“If you can take advantage of a 0% balance transfer, you could save a good amount of money in interest by moving a personal loan to a balance transfer card,” Schulz says. “How much you can save depends on how big the loan is, how high the interest rate is, and how much time you have left on the loan, but you could save a pretty large amount of money.”
How much can you save? Consider this example.
Larry has a $5,000 personal loan at 9% interest with a three-year time line. Under his current repayment terms, his monthly payment is $159 per month, and his total repayment cost over three years would be $5,724.
Larry applied for a balance transfer card and qualified for one that had an introductory offer of 0% APR for 18 months. The card had a 3.00% balance transfer fee, which added $150 to his balance.
If he kept making the same monthly payment he had before — $159 — he’d pay off his debt in 33 months and pay a total of $5,400.08 — a savings of $323.86.
If he increases his payments to pay off the debt within the promotional offer period, he will pay $127.11 more per month, bringing his monthly payment to $286.11. If he went with this approach, he’d repay just $5,150 — the amount of the transferred balance and balance transfer fee — and no interest.
Pro: You Could Become Debt-Free Faster
If you paid off your debt within the introductory period, you’d save money, and you’d also be out of debt much faster. In the above example, Larry would have to increase his payments to $286.11 to pay off his debt within the promotional period. By doing that, he’d pay off his debt 18 months earlier than originally scheduled.
Eliminating debt can improve your credit and allow you to pursue other financial goals, like boosting your retirement savings rate.
Pro: You Can Simplify Your Repayment
If you have multiple forms of debt, such as personal loans and several credit cards, keeping track of multiple payments and due dates can be overwhelming. By taking advantage of a balance transfer, you can simplify things.
“Balance transfers can even let you consolidate multiple debts that you have and streamline your finances,” said Schulz.
Con: Balance Transfer Fees
When deciding if a balance transfer is right for you, make sure you account for balance transfer fees. Balance transfer fees are usually 3% to 5% and are calculated based on the amount you transfer over. Depending on the amount of debt you transfer and the fee, it could reduce the effectiveness of the transfer.
Con: High APR After the Introductory Offer Expires
In general, credit cards have much higher APRs than personal loans. The average APR for personal loans was 10.28% as of January 31, according to Bankrate. For the same time period, the average APR for credit cards that assessed interest was 16.44%.
“If you open a balance transfer credit card, make sure you pay it off during the introductory period,” advises Shon. “Otherwise, interest rates will be so high your debt will be even more astronomical.”
Con: A Transfer Doesn’t Solve the Root Cause of Debt
Although a balance transfer can be a helpful tool, it doesn’t solve what got you into debt in the first place.
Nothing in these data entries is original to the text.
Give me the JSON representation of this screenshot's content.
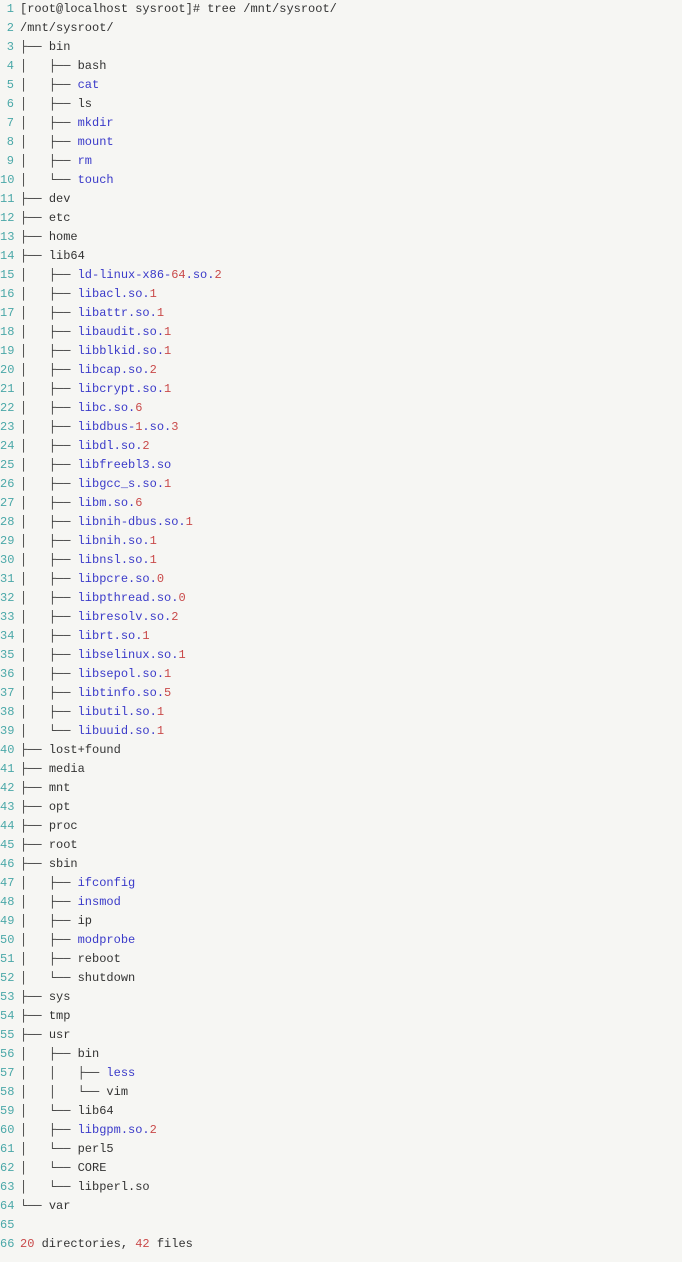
{
  "prompt": {
    "text": "[root@localhost sysroot]# tree /mnt/sysroot/"
  },
  "root_path": "/mnt/sysroot/",
  "lines": [
    {
      "prefix": "├── ",
      "name": "bin",
      "cls": "dir"
    },
    {
      "prefix": "│   ├── ",
      "name": "bash",
      "cls": "dir"
    },
    {
      "prefix": "│   ├── ",
      "name": "cat",
      "cls": "file-blue"
    },
    {
      "prefix": "│   ├── ",
      "name": "ls",
      "cls": "dir"
    },
    {
      "prefix": "│   ├── ",
      "name": "mkdir",
      "cls": "file-blue"
    },
    {
      "prefix": "│   ├── ",
      "name": "mount",
      "cls": "file-blue"
    },
    {
      "prefix": "│   ├── ",
      "name": "rm",
      "cls": "file-blue"
    },
    {
      "prefix": "│   └── ",
      "name": "touch",
      "cls": "file-blue"
    },
    {
      "prefix": "├── ",
      "name": "dev",
      "cls": "dir"
    },
    {
      "prefix": "├── ",
      "name": "etc",
      "cls": "dir"
    },
    {
      "prefix": "├── ",
      "name": "home",
      "cls": "dir"
    },
    {
      "prefix": "├── ",
      "name": "lib64",
      "cls": "dir"
    },
    {
      "prefix": "│   ├── ",
      "name": "ld-linux-x86-",
      "num": "64",
      "suffix": ".so.",
      "num2": "2",
      "cls": "file-blue"
    },
    {
      "prefix": "│   ├── ",
      "name": "libacl.so.",
      "num": "1",
      "cls": "file-blue"
    },
    {
      "prefix": "│   ├── ",
      "name": "libattr.so.",
      "num": "1",
      "cls": "file-blue"
    },
    {
      "prefix": "│   ├── ",
      "name": "libaudit.so.",
      "num": "1",
      "cls": "file-blue"
    },
    {
      "prefix": "│   ├── ",
      "name": "libblkid.so.",
      "num": "1",
      "cls": "file-blue"
    },
    {
      "prefix": "│   ├── ",
      "name": "libcap.so.",
      "num": "2",
      "cls": "file-blue"
    },
    {
      "prefix": "│   ├── ",
      "name": "libcrypt.so.",
      "num": "1",
      "cls": "file-blue"
    },
    {
      "prefix": "│   ├── ",
      "name": "libc.so.",
      "num": "6",
      "cls": "file-blue"
    },
    {
      "prefix": "│   ├── ",
      "name": "libdbus-",
      "num": "1",
      "suffix": ".so.",
      "num2": "3",
      "cls": "file-blue"
    },
    {
      "prefix": "│   ├── ",
      "name": "libdl.so.",
      "num": "2",
      "cls": "file-blue"
    },
    {
      "prefix": "│   ├── ",
      "name": "libfreebl3.so",
      "cls": "file-blue"
    },
    {
      "prefix": "│   ├── ",
      "name": "libgcc_s.so.",
      "num": "1",
      "cls": "file-blue"
    },
    {
      "prefix": "│   ├── ",
      "name": "libm.so.",
      "num": "6",
      "cls": "file-blue"
    },
    {
      "prefix": "│   ├── ",
      "name": "libnih-dbus.so.",
      "num": "1",
      "cls": "file-blue"
    },
    {
      "prefix": "│   ├── ",
      "name": "libnih.so.",
      "num": "1",
      "cls": "file-blue"
    },
    {
      "prefix": "│   ├── ",
      "name": "libnsl.so.",
      "num": "1",
      "cls": "file-blue"
    },
    {
      "prefix": "│   ├── ",
      "name": "libpcre.so.",
      "num": "0",
      "cls": "file-blue"
    },
    {
      "prefix": "│   ├── ",
      "name": "libpthread.so.",
      "num": "0",
      "cls": "file-blue"
    },
    {
      "prefix": "│   ├── ",
      "name": "libresolv.so.",
      "num": "2",
      "cls": "file-blue"
    },
    {
      "prefix": "│   ├── ",
      "name": "librt.so.",
      "num": "1",
      "cls": "file-blue"
    },
    {
      "prefix": "│   ├── ",
      "name": "libselinux.so.",
      "num": "1",
      "cls": "file-blue"
    },
    {
      "prefix": "│   ├── ",
      "name": "libsepol.so.",
      "num": "1",
      "cls": "file-blue"
    },
    {
      "prefix": "│   ├── ",
      "name": "libtinfo.so.",
      "num": "5",
      "cls": "file-blue"
    },
    {
      "prefix": "│   ├── ",
      "name": "libutil.so.",
      "num": "1",
      "cls": "file-blue"
    },
    {
      "prefix": "│   └── ",
      "name": "libuuid.so.",
      "num": "1",
      "cls": "file-blue"
    },
    {
      "prefix": "├── ",
      "name": "lost+found",
      "cls": "dir"
    },
    {
      "prefix": "├── ",
      "name": "media",
      "cls": "dir"
    },
    {
      "prefix": "├── ",
      "name": "mnt",
      "cls": "dir"
    },
    {
      "prefix": "├── ",
      "name": "opt",
      "cls": "dir"
    },
    {
      "prefix": "├── ",
      "name": "proc",
      "cls": "dir"
    },
    {
      "prefix": "├── ",
      "name": "root",
      "cls": "dir"
    },
    {
      "prefix": "├── ",
      "name": "sbin",
      "cls": "dir"
    },
    {
      "prefix": "│   ├── ",
      "name": "ifconfig",
      "cls": "file-blue"
    },
    {
      "prefix": "│   ├── ",
      "name": "insmod",
      "cls": "file-blue"
    },
    {
      "prefix": "│   ├── ",
      "name": "ip",
      "cls": "dir"
    },
    {
      "prefix": "│   ├── ",
      "name": "modprobe",
      "cls": "file-blue"
    },
    {
      "prefix": "│   ├── ",
      "name": "reboot",
      "cls": "dir"
    },
    {
      "prefix": "│   └── ",
      "name": "shutdown",
      "cls": "dir"
    },
    {
      "prefix": "├── ",
      "name": "sys",
      "cls": "dir"
    },
    {
      "prefix": "├── ",
      "name": "tmp",
      "cls": "dir"
    },
    {
      "prefix": "├── ",
      "name": "usr",
      "cls": "dir"
    },
    {
      "prefix": "│   ├── ",
      "name": "bin",
      "cls": "dir"
    },
    {
      "prefix": "│   │   ├── ",
      "name": "less",
      "cls": "file-blue"
    },
    {
      "prefix": "│   │   └── ",
      "name": "vim",
      "cls": "dir"
    },
    {
      "prefix": "│   └── ",
      "name": "lib64",
      "cls": "dir"
    },
    {
      "prefix": "│   ├── ",
      "name": "libgpm.so.",
      "num": "2",
      "cls": "file-blue"
    },
    {
      "prefix": "│   └── ",
      "name": "perl5",
      "cls": "dir"
    },
    {
      "prefix": "│   └── ",
      "name": "CORE",
      "cls": "dir"
    },
    {
      "prefix": "│   └── ",
      "name": "libperl.so",
      "cls": "dir"
    },
    {
      "prefix": "└── ",
      "name": "var",
      "cls": "dir"
    }
  ],
  "summary": {
    "dirs": "20",
    "dirs_label": " directories, ",
    "files": "42",
    "files_label": " files"
  },
  "total_lines": 66
}
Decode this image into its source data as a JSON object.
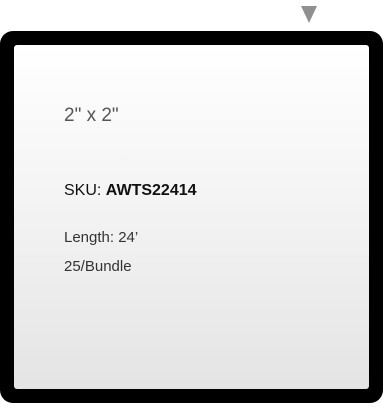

Without addressing that problem, you could just worsen the issue and end up even more in debt.
Con: May Be Additional Stipulations and Limitations
Not all credit card issuers allow you to use a balance transfer card to pay off a personal loan, or they may not allow you to use the card to pay off a loan from the same bank.
“For example, if you have a loan from Citi, you can’t transfer that to a Citi credit card,” says Shon. “Instead, you have to find a different bank or nonaffiliated bank for that transfer.”
To find out if you can transfer a personal loan to a balance transfer credit card, contact the card issuer directly.